BEGIN Supplied entries

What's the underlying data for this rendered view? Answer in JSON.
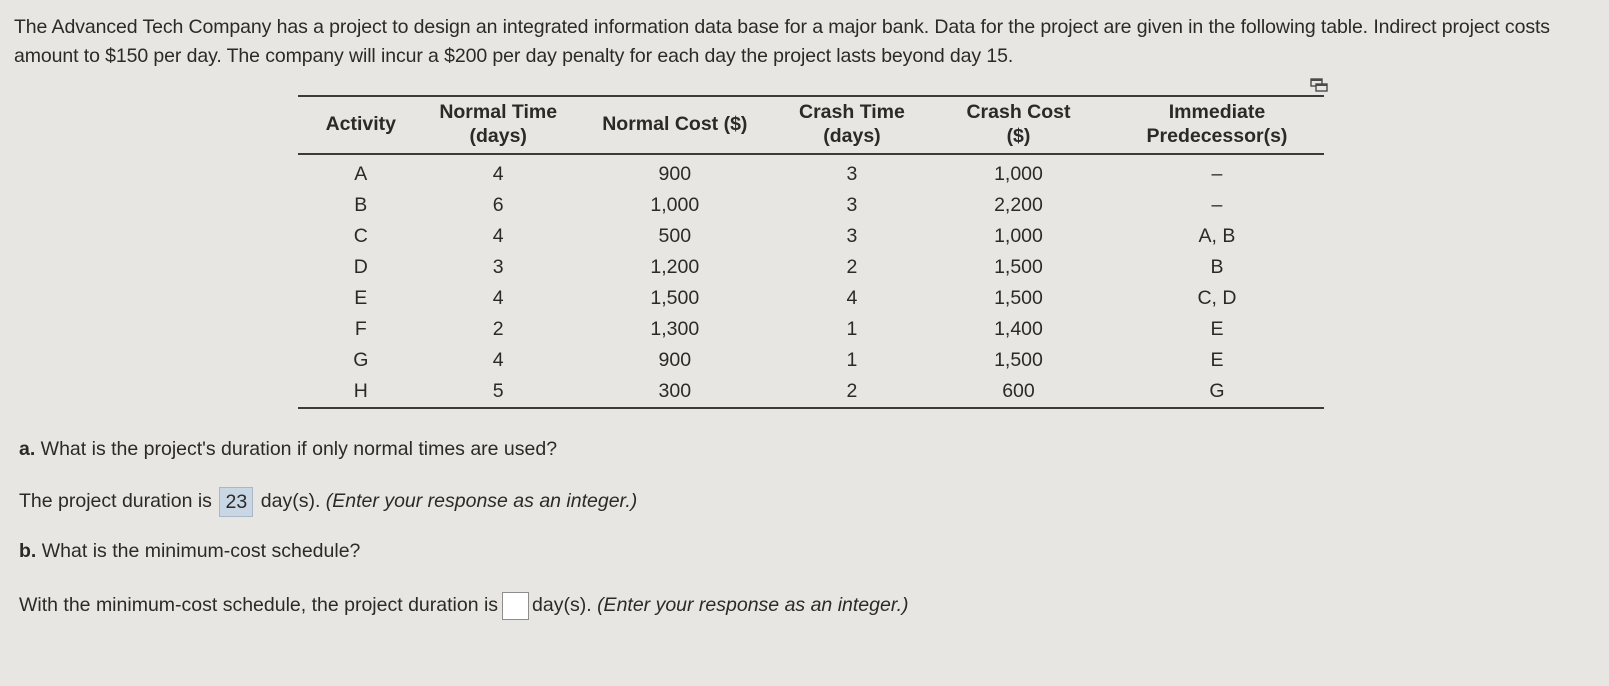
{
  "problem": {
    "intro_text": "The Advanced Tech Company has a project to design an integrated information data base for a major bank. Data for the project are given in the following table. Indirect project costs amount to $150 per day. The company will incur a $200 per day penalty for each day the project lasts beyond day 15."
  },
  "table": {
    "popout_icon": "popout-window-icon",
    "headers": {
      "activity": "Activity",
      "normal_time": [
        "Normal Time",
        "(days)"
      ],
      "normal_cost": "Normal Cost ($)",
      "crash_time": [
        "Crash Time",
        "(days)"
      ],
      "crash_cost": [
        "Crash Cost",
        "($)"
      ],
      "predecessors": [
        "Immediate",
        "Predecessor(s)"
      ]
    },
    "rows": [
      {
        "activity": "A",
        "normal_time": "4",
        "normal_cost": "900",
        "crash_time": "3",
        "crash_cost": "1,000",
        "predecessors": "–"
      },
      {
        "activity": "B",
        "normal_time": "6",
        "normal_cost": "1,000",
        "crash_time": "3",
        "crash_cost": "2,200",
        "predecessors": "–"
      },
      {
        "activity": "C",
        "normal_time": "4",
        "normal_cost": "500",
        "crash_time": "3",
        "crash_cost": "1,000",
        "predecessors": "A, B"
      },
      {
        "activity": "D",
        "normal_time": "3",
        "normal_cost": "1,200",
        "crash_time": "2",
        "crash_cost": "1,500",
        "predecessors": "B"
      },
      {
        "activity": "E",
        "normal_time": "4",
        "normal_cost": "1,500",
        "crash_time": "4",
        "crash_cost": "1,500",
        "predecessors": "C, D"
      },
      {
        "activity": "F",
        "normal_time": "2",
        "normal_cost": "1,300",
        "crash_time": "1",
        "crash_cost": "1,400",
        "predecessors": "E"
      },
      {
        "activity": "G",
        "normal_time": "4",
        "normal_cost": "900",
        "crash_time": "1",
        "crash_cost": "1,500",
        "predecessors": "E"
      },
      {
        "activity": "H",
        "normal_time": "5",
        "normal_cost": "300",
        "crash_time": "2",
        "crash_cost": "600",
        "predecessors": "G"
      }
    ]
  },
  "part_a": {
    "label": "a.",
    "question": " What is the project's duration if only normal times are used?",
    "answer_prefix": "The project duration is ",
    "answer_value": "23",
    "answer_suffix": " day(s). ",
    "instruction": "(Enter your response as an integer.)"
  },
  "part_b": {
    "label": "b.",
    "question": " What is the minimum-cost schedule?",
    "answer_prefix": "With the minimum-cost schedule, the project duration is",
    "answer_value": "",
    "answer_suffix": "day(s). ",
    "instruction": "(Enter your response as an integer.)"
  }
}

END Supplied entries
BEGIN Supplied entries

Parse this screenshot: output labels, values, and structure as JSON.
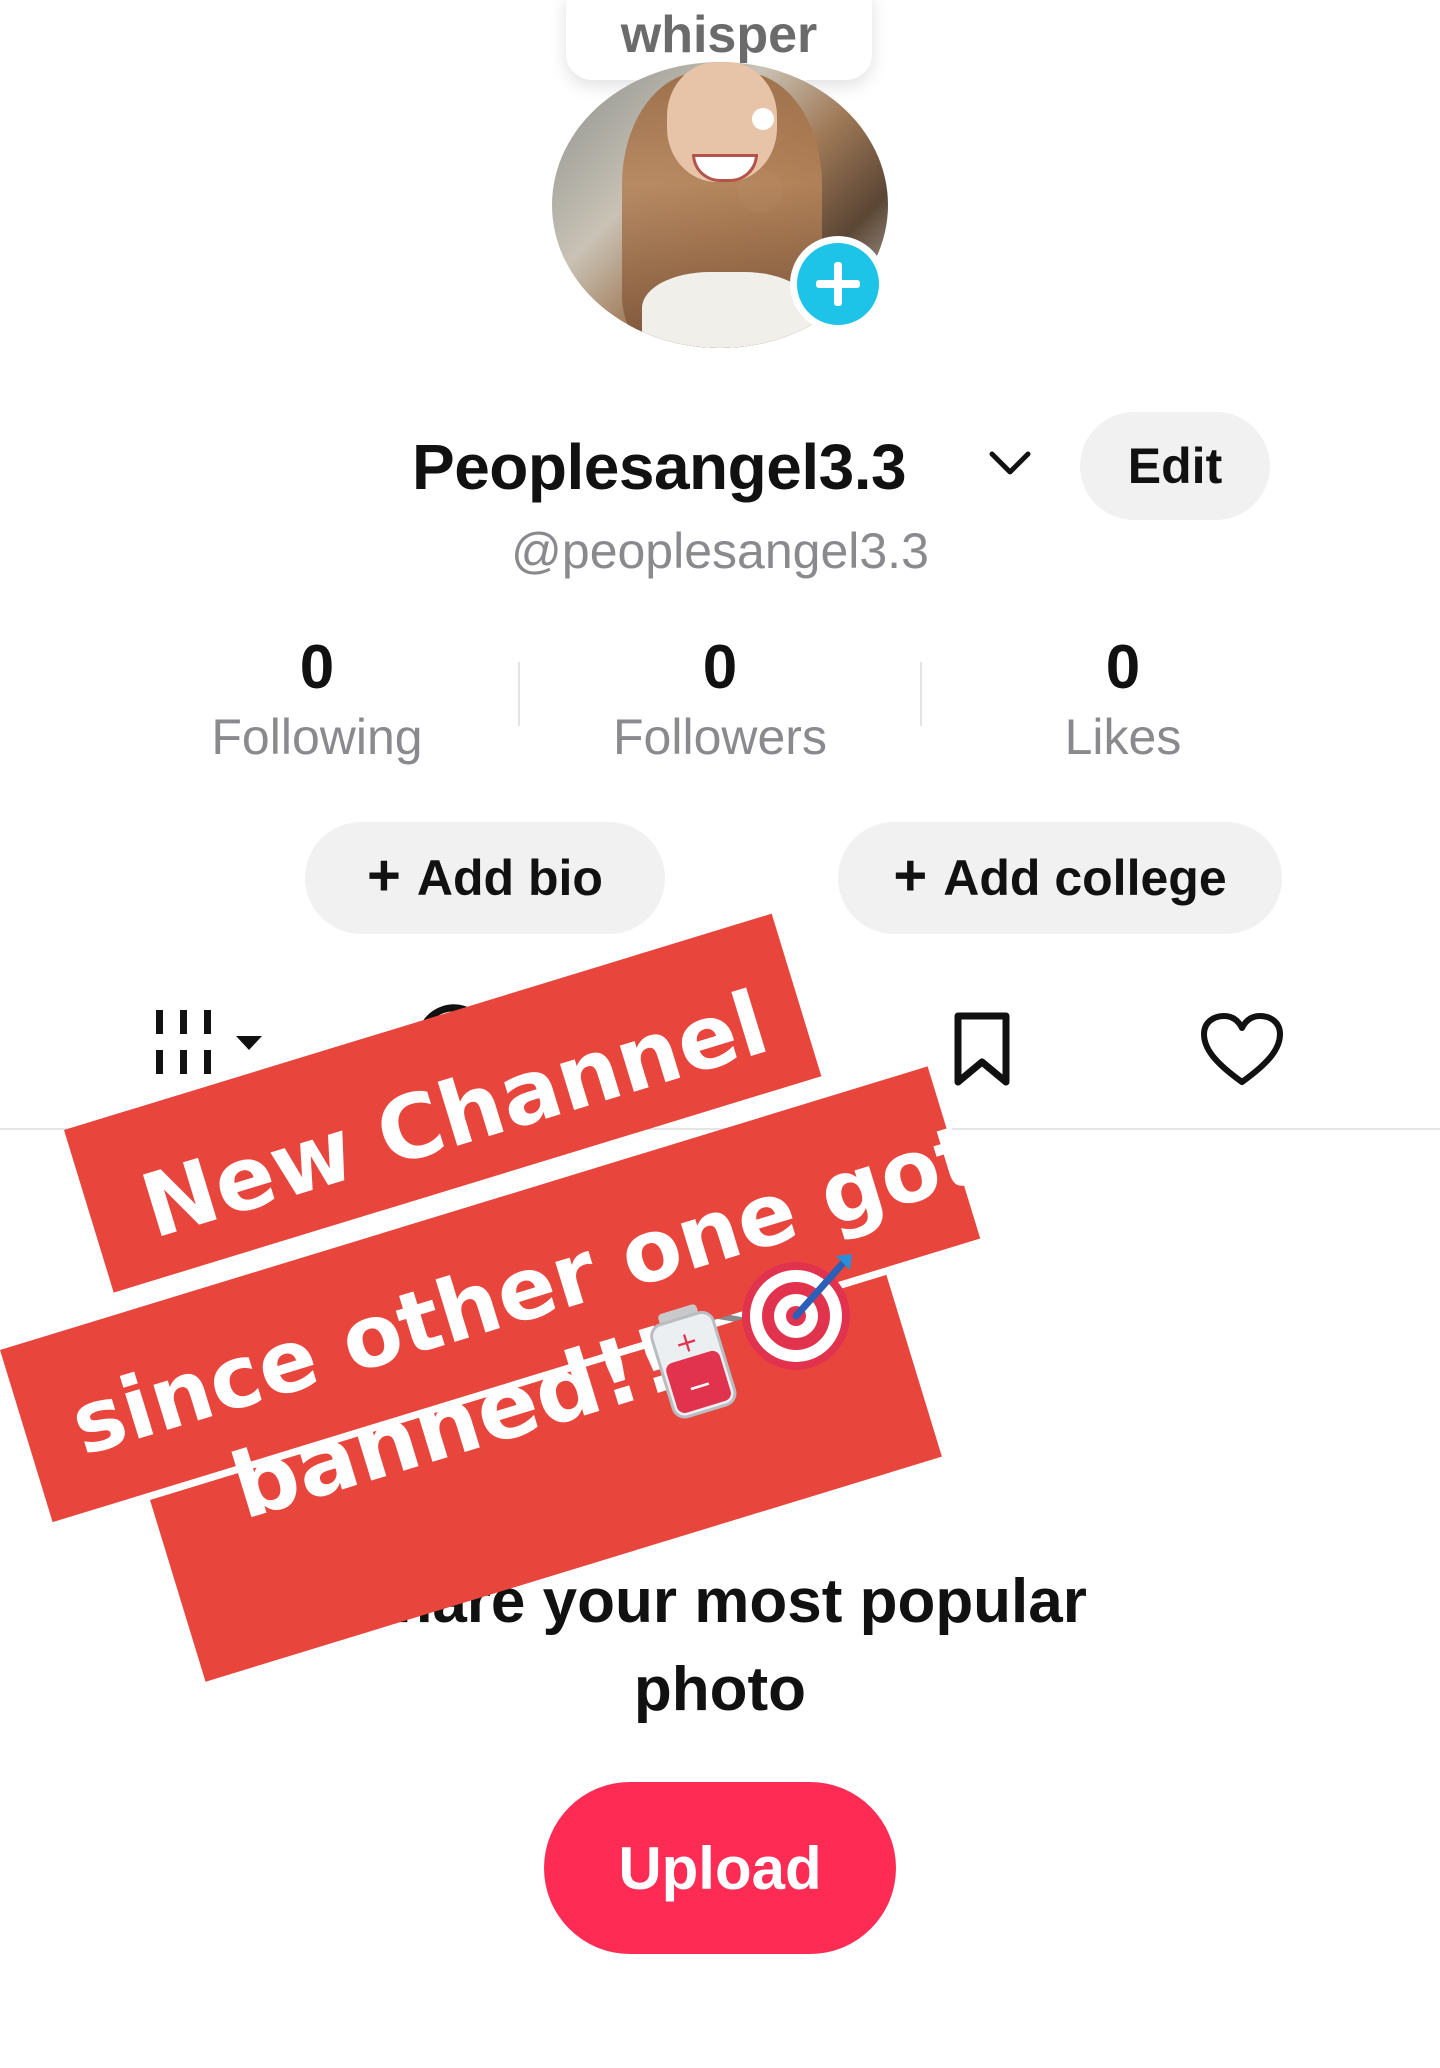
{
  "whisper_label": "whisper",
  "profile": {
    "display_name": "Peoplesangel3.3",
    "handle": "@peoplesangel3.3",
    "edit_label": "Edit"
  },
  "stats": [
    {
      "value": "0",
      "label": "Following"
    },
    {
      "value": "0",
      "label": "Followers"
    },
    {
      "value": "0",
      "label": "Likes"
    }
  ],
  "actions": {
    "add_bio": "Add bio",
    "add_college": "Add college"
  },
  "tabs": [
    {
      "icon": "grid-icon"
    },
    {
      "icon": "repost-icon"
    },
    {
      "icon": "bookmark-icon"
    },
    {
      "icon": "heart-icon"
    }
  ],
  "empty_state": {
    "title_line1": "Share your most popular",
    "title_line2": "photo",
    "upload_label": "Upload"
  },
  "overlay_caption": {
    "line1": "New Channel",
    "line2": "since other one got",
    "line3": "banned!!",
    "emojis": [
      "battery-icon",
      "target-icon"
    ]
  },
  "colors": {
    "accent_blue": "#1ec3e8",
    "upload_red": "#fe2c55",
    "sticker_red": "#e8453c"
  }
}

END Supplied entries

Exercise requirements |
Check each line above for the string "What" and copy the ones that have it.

Response to this task |
What's the underlying data for this rendered view? Answer in JSON.
    "question": " What is the project's duration if only normal times are used?",
    "question": " What is the minimum-cost schedule?",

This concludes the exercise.